Iraq's Kurdish politicians are suspending all of their participation in government in protest against Prime Minister Nuri al-Maliki's accusation that the Kurds were harboring Sunni militants fighting his government.
Foreign Minister Hoshiyar Zebari, who is a Kurd, said on July 11 that the Kurds will no longer take part in the day-to-day work of the government.
However, Zebari said Kurdish lawmakers will continue to attend the parliament, which is seeking to form a new government after April 30 elections.
Zebari also told Reuters that Iraq risked falling apart if a new inclusive government is not formed soon to deal with the challenge of the Sunni insurgency.
Militants from the Islamic State, previously known as the Islamic State in Iraq and the Levant (ISIL), along with allied Sunni militants have seized large swathes of territory in northern and western Iraq since early June and have declared an Islamic caliphate.
Maliki, a Shi'ite, on July 9 said the Kurdish autonomous region was allowing ISIL to base itself in the regional capital, Irbil.

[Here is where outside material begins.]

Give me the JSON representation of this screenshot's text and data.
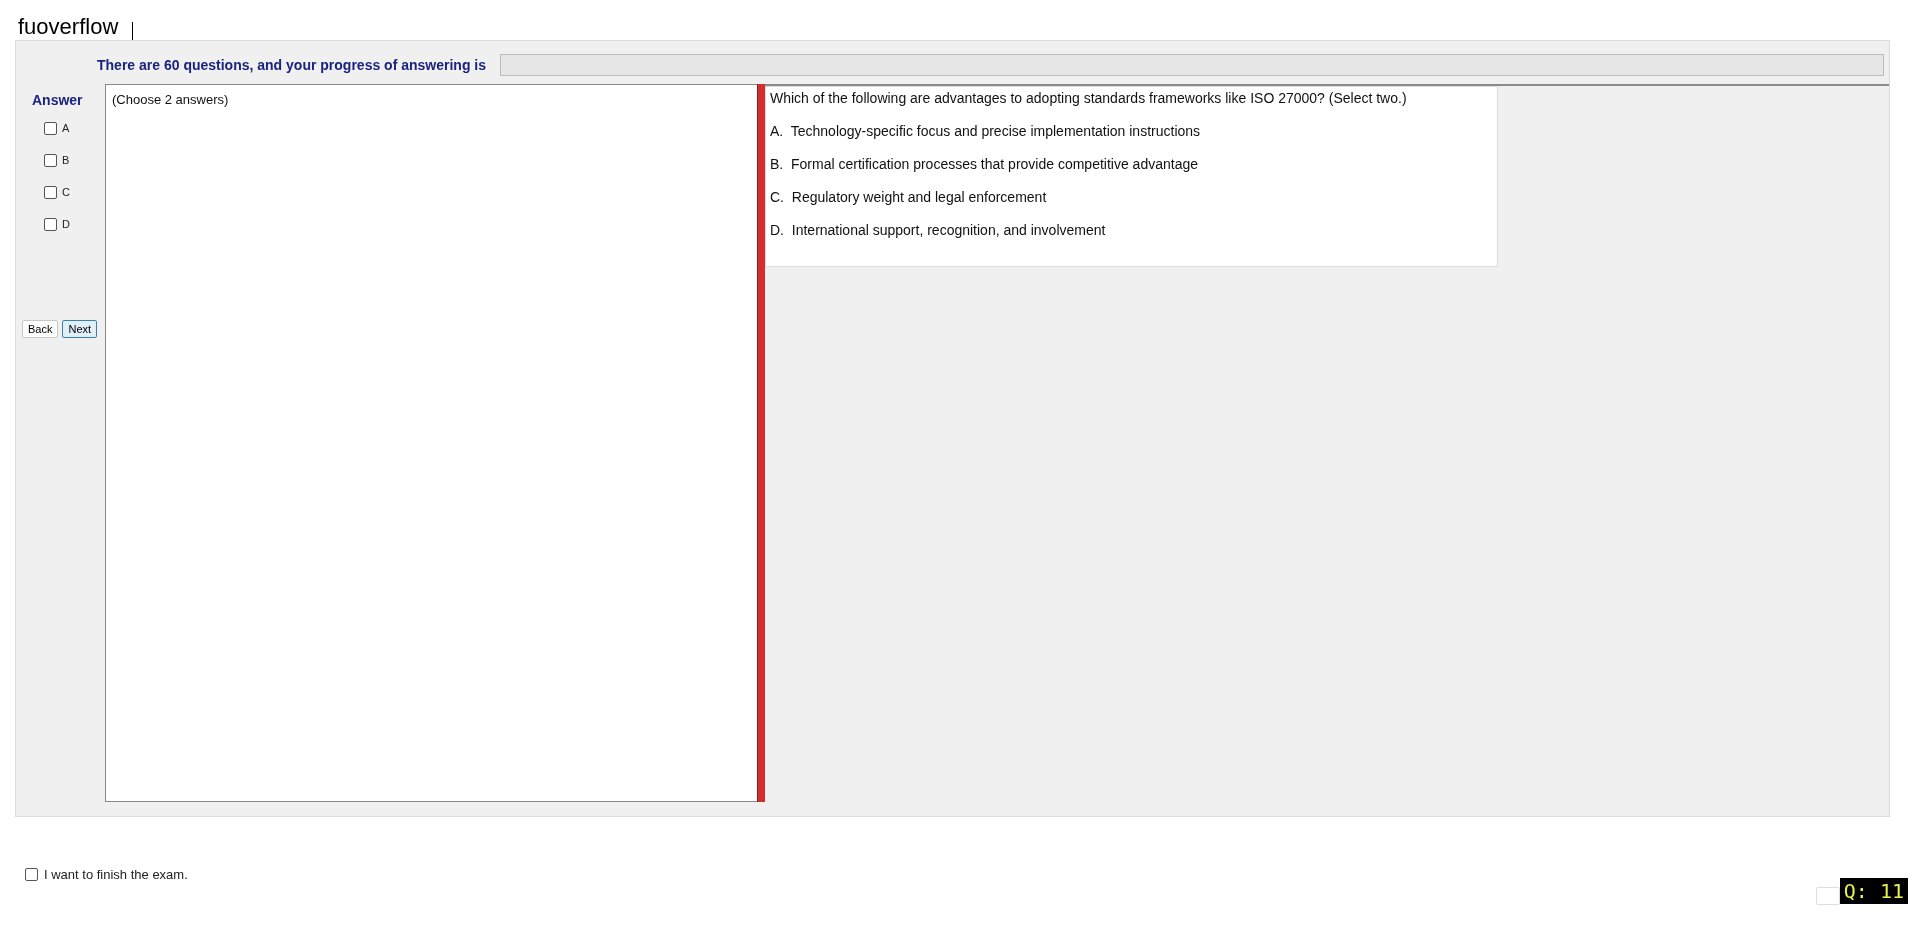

In response, the Kurdish presidency said Maliki was "hysterical" and not fit to run the country.
Tensions between the federal government and the Kurds escalated after Kurdish Peshmerga forces -- the autonomous region's official security forces -- moved into disputed areas of northern Iraq that were vacated by government troops that had failed to stop the ISIL onslaught in early June.
Kurdish President Masud Barzani has said Kurdish autonomy in those areas -- including the highly disputed city of Kirkuk -- is now here to stay.
Iraq's Oil Ministry on July 11 accused Kurdish Peshmerga fighters of seizing oil wells at two key northern fields near Kirkuk.
An Oil Ministry official said the oil fields have a combined daily output capacity of some 400,000 barrels per day.
The Kurdish regional government confirmed its forces had taken over the oil fields of Bai Hassan and the Mahmour area, and said they would use some of the production for domestic purposes.
An Oil Ministry spokesman denounced the move as a "violation of the constitution" and warned that it poses "a threat to national unity."
Meanwhile, Iraq's top Shi'ite cleric, Ayatollah Ali Sistani, urged troops and militias fighting the militants to respect the rights of all Iraqis, regardless of sect or politics.
Sistani's call came after a recent escalation in apparent sectarian killings.
Earlier this week, the corpses of 53 men, blindfolded and handcuffed, were found south of Baghdad.